For WordPress, 2015 can be summed up in two major changes: the WooCommerce acquisition and the introduction of REST API.
Last summer, WordPress bought WooCommerce in what is thought to be its biggest acquisition to date. WooCommerce was (and continues to be) the most popular e-commerce plug-in for WordPress, turning websites into online stores where customers can purchase directly from site owners instead of going through third-party vendors.
The acquisition meant that WordPress, which now powers the biggest share of the internet of any content management platform with 25 percent of sites running on its CMS, now also controls the biggest e-commerce plugin that powers 24 percent of online stores, according to WooCommerce’s website. The e-commerce plugin has been downloaded more than 7.5 million times since it was introduced and is behind around 600,000 online stores.
Buying WooCommerce means that WordPress sites can now easily be turned into commercial pages, where customers can directly purchase products.
Also in 2015, WordPress introduced REST API, a standardized set of rules for how its software will interact with other programs. The switch to REST API will make it possible for software developers to build integrated systems across websites that don’t run on the WordPress content management system and it will give them more control over both backend and frontend features. With this addition, WordPress has moved even further into becoming a fully-featured application platform.
On the backend, developers will be able to choose what programming language they want to code in, rather than being limited to the traditional plugin framework and PHP. To be fair, PHP is still powering over 80 percent of websites. However, in the last decade, other programming languages like Ruby and Python have become popular among programmers because they’re faster and easier than older languages. Now, developers who have experience in different programming languages will be able to code on WordPress since the REST API gives those languages instant access to WordPress’ native functionality.
The REST API also will let WordPress move toward an app environment more geared toward mobile. Mobile developers will be able to treat WordPress as a server, making it an into a backend for native mobile apps. This is an important development as app usage is gaining increasing traction on mobile — about 80 percent of apps are mobile.
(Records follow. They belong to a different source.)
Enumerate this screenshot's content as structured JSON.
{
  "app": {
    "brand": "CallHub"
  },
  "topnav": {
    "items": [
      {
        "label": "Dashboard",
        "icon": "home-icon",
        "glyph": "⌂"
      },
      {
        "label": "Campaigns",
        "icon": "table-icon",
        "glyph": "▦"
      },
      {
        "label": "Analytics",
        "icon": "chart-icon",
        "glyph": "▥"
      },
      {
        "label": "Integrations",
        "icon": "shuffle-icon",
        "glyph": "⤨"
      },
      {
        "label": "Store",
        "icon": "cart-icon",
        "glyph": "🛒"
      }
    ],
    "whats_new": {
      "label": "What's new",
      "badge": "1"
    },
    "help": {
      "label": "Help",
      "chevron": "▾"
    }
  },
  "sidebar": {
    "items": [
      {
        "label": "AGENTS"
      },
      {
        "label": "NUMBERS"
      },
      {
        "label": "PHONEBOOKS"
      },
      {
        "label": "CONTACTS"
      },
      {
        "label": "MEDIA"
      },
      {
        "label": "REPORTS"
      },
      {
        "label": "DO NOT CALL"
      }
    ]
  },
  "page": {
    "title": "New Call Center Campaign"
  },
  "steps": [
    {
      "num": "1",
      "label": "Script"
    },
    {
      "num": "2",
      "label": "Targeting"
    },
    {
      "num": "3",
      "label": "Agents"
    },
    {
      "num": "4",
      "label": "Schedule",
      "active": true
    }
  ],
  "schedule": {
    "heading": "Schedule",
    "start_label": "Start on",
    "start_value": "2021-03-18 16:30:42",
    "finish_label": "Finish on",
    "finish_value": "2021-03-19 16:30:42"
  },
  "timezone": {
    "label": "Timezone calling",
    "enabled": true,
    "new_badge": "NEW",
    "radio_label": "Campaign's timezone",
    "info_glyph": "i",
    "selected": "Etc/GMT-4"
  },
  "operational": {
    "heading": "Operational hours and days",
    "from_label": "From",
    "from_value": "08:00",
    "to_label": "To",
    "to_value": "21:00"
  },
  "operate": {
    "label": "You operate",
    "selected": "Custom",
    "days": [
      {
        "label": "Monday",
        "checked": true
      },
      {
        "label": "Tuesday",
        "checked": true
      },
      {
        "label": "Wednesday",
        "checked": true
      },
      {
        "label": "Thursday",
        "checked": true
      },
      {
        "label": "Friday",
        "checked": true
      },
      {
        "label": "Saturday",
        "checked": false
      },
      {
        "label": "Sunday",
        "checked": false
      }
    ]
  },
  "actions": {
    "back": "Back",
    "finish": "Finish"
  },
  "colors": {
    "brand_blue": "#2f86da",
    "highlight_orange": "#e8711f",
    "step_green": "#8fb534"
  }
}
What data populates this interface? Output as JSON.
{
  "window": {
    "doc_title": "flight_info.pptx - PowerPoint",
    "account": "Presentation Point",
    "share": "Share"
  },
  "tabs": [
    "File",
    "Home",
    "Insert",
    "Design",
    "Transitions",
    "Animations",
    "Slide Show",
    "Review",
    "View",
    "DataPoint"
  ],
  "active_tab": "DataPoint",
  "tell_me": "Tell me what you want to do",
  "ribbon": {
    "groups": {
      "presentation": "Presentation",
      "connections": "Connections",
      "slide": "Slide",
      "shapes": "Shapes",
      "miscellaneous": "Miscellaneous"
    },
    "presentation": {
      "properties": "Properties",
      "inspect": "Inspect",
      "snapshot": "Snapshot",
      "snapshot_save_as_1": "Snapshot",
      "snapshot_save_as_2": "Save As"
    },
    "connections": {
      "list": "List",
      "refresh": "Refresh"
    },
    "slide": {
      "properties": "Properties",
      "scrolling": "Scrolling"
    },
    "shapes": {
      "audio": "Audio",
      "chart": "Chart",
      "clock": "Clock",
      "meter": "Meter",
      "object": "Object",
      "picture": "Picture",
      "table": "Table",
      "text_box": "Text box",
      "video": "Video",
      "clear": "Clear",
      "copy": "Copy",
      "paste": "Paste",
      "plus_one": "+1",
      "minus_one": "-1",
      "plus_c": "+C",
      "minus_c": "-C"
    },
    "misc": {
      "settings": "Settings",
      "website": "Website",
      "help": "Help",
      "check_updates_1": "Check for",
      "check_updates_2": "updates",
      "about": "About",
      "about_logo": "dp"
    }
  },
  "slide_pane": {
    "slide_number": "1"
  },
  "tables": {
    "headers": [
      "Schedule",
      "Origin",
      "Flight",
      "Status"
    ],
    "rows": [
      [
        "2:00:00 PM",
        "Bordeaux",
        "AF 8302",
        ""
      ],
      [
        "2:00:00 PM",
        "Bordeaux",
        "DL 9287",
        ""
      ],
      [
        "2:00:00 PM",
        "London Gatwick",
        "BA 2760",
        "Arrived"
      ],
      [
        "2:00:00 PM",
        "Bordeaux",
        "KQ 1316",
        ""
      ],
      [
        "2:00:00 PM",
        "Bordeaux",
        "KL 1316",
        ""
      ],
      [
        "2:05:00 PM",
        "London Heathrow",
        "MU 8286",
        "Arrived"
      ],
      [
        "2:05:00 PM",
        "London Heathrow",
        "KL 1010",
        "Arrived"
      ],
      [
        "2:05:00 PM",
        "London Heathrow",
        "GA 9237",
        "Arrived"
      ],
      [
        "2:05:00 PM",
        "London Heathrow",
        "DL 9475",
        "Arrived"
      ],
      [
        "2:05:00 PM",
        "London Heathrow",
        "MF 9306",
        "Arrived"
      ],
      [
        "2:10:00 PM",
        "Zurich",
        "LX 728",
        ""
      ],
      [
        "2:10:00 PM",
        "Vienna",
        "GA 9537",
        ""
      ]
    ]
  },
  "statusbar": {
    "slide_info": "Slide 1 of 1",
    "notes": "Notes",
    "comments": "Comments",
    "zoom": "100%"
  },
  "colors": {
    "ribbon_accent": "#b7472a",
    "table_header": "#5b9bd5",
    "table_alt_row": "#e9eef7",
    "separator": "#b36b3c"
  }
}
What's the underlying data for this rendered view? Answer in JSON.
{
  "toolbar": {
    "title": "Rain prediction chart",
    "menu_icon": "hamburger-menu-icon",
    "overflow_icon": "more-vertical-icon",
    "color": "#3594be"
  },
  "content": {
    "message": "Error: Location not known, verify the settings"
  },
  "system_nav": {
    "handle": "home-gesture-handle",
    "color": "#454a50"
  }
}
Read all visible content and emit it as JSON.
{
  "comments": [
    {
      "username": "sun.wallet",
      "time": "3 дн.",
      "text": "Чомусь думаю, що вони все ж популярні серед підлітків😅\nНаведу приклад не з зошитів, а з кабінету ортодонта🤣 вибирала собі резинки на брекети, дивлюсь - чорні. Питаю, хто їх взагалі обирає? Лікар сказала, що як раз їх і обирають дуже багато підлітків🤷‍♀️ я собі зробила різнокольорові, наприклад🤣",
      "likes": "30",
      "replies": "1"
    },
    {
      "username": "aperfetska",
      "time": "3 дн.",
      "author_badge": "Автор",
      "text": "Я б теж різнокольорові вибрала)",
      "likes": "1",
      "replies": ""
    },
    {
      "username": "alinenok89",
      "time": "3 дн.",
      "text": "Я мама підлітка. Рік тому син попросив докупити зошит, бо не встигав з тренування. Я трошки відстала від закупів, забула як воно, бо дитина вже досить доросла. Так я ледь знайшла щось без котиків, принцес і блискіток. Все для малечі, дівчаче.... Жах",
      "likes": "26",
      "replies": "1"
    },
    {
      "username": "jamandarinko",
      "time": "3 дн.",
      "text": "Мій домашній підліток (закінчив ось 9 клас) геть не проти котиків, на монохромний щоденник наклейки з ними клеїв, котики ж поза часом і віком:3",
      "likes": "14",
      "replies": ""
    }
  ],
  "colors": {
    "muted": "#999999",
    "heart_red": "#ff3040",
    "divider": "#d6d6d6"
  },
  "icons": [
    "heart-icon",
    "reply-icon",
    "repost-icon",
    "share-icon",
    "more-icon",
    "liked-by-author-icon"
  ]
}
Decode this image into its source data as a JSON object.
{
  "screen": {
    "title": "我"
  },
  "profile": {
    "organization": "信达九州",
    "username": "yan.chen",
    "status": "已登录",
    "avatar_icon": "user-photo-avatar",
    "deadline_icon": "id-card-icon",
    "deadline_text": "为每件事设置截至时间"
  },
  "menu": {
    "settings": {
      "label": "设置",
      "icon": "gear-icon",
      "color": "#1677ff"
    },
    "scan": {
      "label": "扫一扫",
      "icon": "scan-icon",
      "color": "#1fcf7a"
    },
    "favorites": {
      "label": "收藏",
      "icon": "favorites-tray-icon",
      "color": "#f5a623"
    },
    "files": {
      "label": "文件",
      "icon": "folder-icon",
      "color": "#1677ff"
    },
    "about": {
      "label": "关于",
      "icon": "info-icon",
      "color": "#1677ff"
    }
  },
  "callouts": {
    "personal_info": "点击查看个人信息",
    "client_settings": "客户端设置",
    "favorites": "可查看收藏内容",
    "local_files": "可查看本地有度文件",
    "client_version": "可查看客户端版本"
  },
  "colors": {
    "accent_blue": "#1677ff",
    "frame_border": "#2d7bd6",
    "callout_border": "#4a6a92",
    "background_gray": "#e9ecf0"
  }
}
With its 2015 changes, WordPress is more customizable than ever and keeping pace with changes in software development to stay relevant as a content management system.